So, if Muhammad used the pretext of a hudna or tahadiya (two Qur’anic terms meaning an impermanent cessation of military hostilities) to regroup and strengthen his forces for a future battle against the Banu Quraysh, killing and enslaving the Jews in Arabia, legitimizing the rape of women as a tactic in war, it applies today as a tactic. (Parenthetically, the treatment of Jews as described and prescribed in the Qur’an is particular graphic and loathsome…kill the Jew where one finds a Jew and do so for glory and honor.) If the punishment for rudd/apostasy, to a murtadd was death, then apostasy continues to be a capital offense. Homosexuality, adultery, freedom of speech issues when it comes to criticizing Islam or Muhammad or drawing satire cartoons such as the Jylland Posten satires by Kurt Westergaard are capital offenses under Islam…How does this impact our Bill of Rights as Islam is as it has always been, expansionary, supercessionist? Or, in the words of a number of its defenders in the US, Islam is not meant to be one amongst equals but to be the supreme law of the land?
Because in Islam, Religion is State and State is Religion.
Islam is political, and is determined to conquer. It concerns the unofficial sixth pillar of Islam, Jihad. It can be overt as in outright military hostilities and actions, and it can be expressed in the manner in which non-Muslims are treated under Muslim governing authority. It can be covert in the manner in which the court system is used to further the grand goals of preferences for Muslims above others, and the use of Da’wa (conversionary outreach) and Taqiyyah (Islamic religiously sanctioned dissimilitude).
[. . .]
The values of Islam couldn’t be more different than American values of freedom, liberty, and individual responsibility. Also, the concept that all men (and women) are created equal under God and should be treated accordingly is a concept that doesn’t exist in Islam, beginning with its foundational and doctrinal texts.

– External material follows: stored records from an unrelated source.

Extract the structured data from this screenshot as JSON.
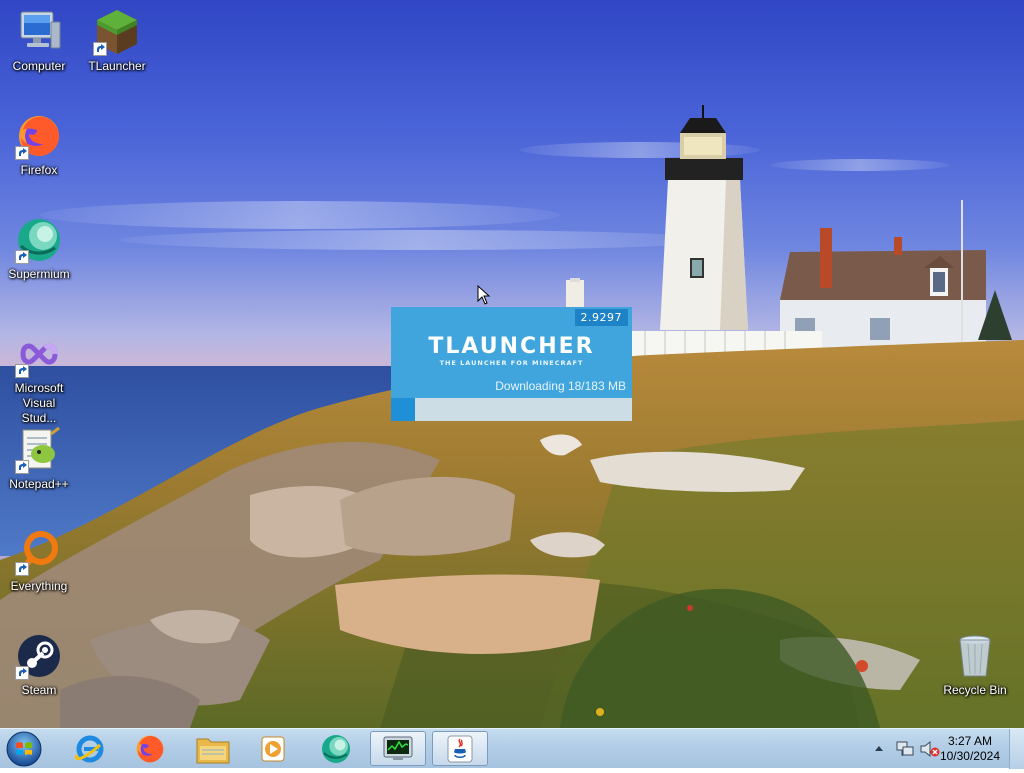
{
  "desktop": {
    "icons": [
      {
        "label": "Computer",
        "icon": "computer-icon"
      },
      {
        "label": "TLauncher",
        "icon": "tlauncher-icon"
      },
      {
        "label": "Firefox",
        "icon": "firefox-icon"
      },
      {
        "label": "Supermium",
        "icon": "supermium-icon"
      },
      {
        "label": "Microsoft Visual Stud...",
        "icon": "visual-studio-icon"
      },
      {
        "label": "Notepad++",
        "icon": "notepadpp-icon"
      },
      {
        "label": "Everything",
        "icon": "everything-icon"
      },
      {
        "label": "Steam",
        "icon": "steam-icon"
      },
      {
        "label": "Recycle Bin",
        "icon": "recycle-bin-icon"
      }
    ]
  },
  "splash": {
    "version": "2.9297",
    "title": "TLAUNCHER",
    "subtitle": "THE LAUNCHER FOR MINECRAFT",
    "status": "Downloading 18/183 MB",
    "progress": 0.1,
    "accent": "#3fa5dc"
  },
  "taskbar": {
    "pinned": [
      {
        "name": "internet-explorer-icon"
      },
      {
        "name": "firefox-icon"
      },
      {
        "name": "file-explorer-icon"
      },
      {
        "name": "media-player-icon"
      },
      {
        "name": "supermium-icon"
      },
      {
        "name": "task-manager-icon"
      },
      {
        "name": "java-icon"
      }
    ],
    "clock": {
      "time": "3:27 AM",
      "date": "10/30/2024"
    }
  }
}
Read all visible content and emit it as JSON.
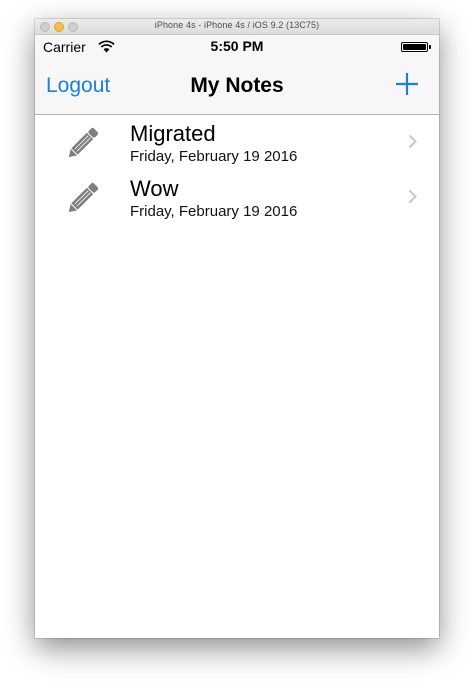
{
  "window": {
    "title": "iPhone 4s - iPhone 4s / iOS 9.2 (13C75)"
  },
  "status_bar": {
    "carrier": "Carrier",
    "time": "5:50 PM",
    "wifi_icon": "wifi-icon",
    "battery_icon": "battery-icon"
  },
  "nav": {
    "left_label": "Logout",
    "title": "My Notes",
    "add_icon": "plus-icon"
  },
  "notes": [
    {
      "title": "Migrated",
      "date": "Friday, February 19 2016",
      "icon": "pencil-icon"
    },
    {
      "title": "Wow",
      "date": "Friday, February 19 2016",
      "icon": "pencil-icon"
    }
  ],
  "colors": {
    "accent": "#1a80e0",
    "icon_gray": "#7f7f7f",
    "chevron": "#c7c7cc"
  }
}
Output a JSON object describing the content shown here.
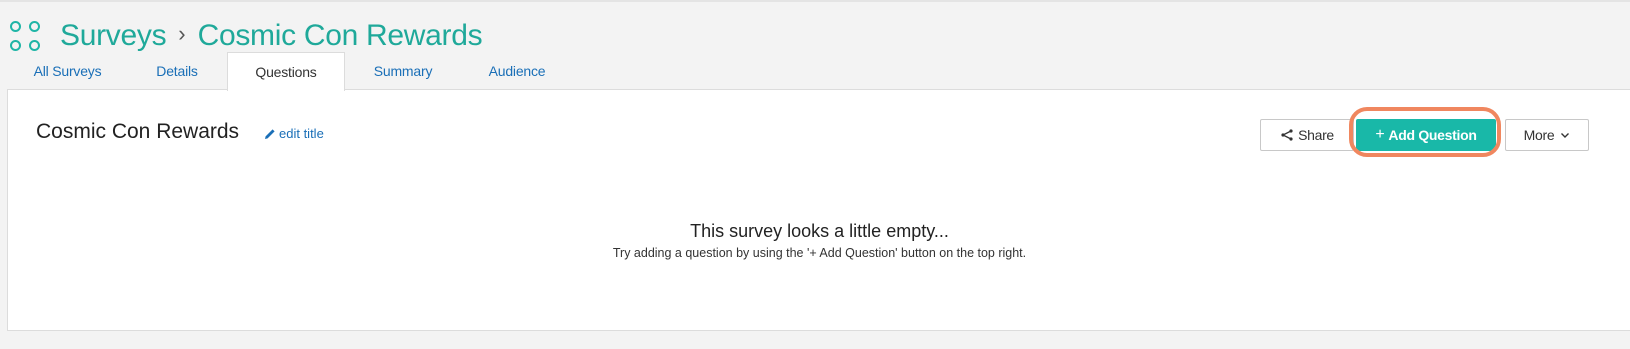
{
  "breadcrumb": {
    "root": "Surveys",
    "separator": "›",
    "current": "Cosmic Con Rewards"
  },
  "tabs": [
    {
      "label": "All Surveys",
      "active": false
    },
    {
      "label": "Details",
      "active": false
    },
    {
      "label": "Questions",
      "active": true
    },
    {
      "label": "Summary",
      "active": false
    },
    {
      "label": "Audience",
      "active": false
    }
  ],
  "survey": {
    "title": "Cosmic Con Rewards",
    "edit_label": "edit title"
  },
  "toolbar": {
    "share_label": "Share",
    "add_question_label": "Add Question",
    "add_question_prefix": "+",
    "more_label": "More"
  },
  "empty_state": {
    "title": "This survey looks a little empty...",
    "hint": "Try adding a question by using the '+ Add Question' button on the top right."
  },
  "colors": {
    "brand_teal": "#19b8a8",
    "link_blue": "#1a6fb7",
    "highlight": "#f0875f"
  },
  "icons": {
    "app": "apps-grid-icon",
    "edit": "pencil-icon",
    "share": "share-icon",
    "more": "chevron-down-icon"
  }
}
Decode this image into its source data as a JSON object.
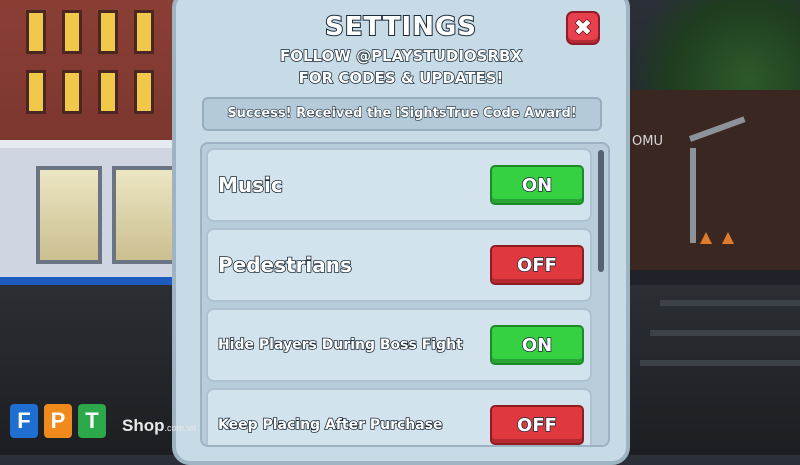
{
  "settings": {
    "title": "SETTINGS",
    "subtitle_line1": "FOLLOW @PLAYSTUDIOSRBX",
    "subtitle_line2": "FOR CODES & UPDATES!",
    "close_label": "✖",
    "message": "Success! Received the iSightsTrue Code Award!",
    "options": [
      {
        "label": "Music",
        "state": "ON"
      },
      {
        "label": "Pedestrians",
        "state": "OFF"
      },
      {
        "label": "Hide Players During Boss Fight",
        "state": "ON"
      },
      {
        "label": "Keep Placing After Purchase",
        "state": "OFF"
      }
    ]
  },
  "scene": {
    "sign_text": "OMU"
  },
  "watermark": {
    "letters": [
      "F",
      "P",
      "T"
    ],
    "shop": "Shop",
    "domain": ".com.vn"
  },
  "colors": {
    "on": "#36d043",
    "off": "#e0383f",
    "panel": "#c7dbe7",
    "close": "#e8414d"
  }
}
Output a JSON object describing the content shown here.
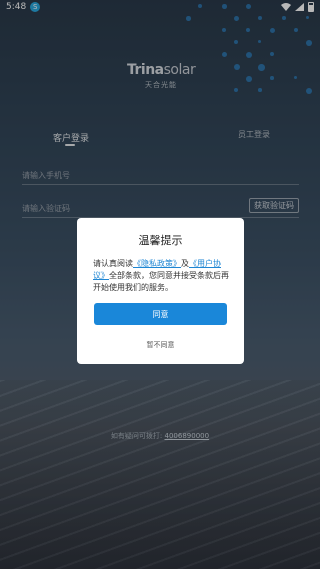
{
  "status_bar": {
    "time": "5:48",
    "badge": "S"
  },
  "logo": {
    "brand_main": "Trina",
    "brand_solar": "solar",
    "brand_cn": "天合光能"
  },
  "tabs": {
    "customer_login": "客户登录",
    "staff_login": "员工登录"
  },
  "form": {
    "phone_placeholder": "请输入手机号",
    "code_placeholder": "请输入验证码",
    "get_code_label": "获取验证码"
  },
  "modal": {
    "title": "温馨提示",
    "body_prefix": "请认真阅读",
    "privacy_link": "《隐私政策》",
    "and": "及",
    "user_agreement_link": "《用户协议》",
    "body_suffix": "全部条款，您同意并接受条款后再开始使用我们的服务。",
    "agree_label": "同意",
    "disagree_label": "暂不同意"
  },
  "footer": {
    "question_text": "如有疑问可拨打:",
    "phone": "4006890000"
  },
  "colors": {
    "accent": "#1a87d9",
    "link": "#1f86d3"
  }
}
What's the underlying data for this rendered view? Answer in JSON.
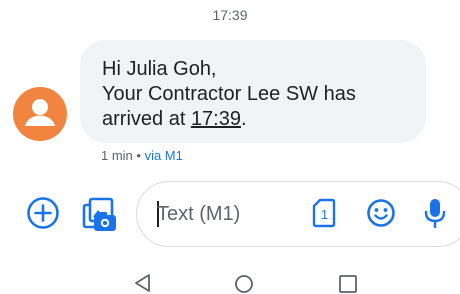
{
  "status": {
    "timestamp": "17:39"
  },
  "message": {
    "line1": "Hi Julia Goh,",
    "line2": "Your Contractor Lee SW has",
    "line3_prefix": "arrived at ",
    "line3_time": "17:39",
    "line3_suffix": ".",
    "meta_age": "1 min",
    "meta_sep": " • ",
    "meta_via": "via M1"
  },
  "compose": {
    "placeholder": "Text (M1)",
    "value": "",
    "sim_number": "1"
  },
  "icons": {
    "add": "add-circle-icon",
    "gallery": "photo-gallery-icon",
    "sim": "sim-card-icon",
    "emoji": "emoji-icon",
    "mic": "microphone-icon",
    "back": "nav-back-icon",
    "home": "nav-home-icon",
    "recents": "nav-recents-icon"
  },
  "colors": {
    "accent": "#1a73e8",
    "avatar": "#f1843e",
    "bubble": "#f1f3f4"
  }
}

[. . .]
Posted on 09/03/2011 10:23 PM by Jerry Gordon
4 Sep 2011
The difference between this article and the Time's: The facts.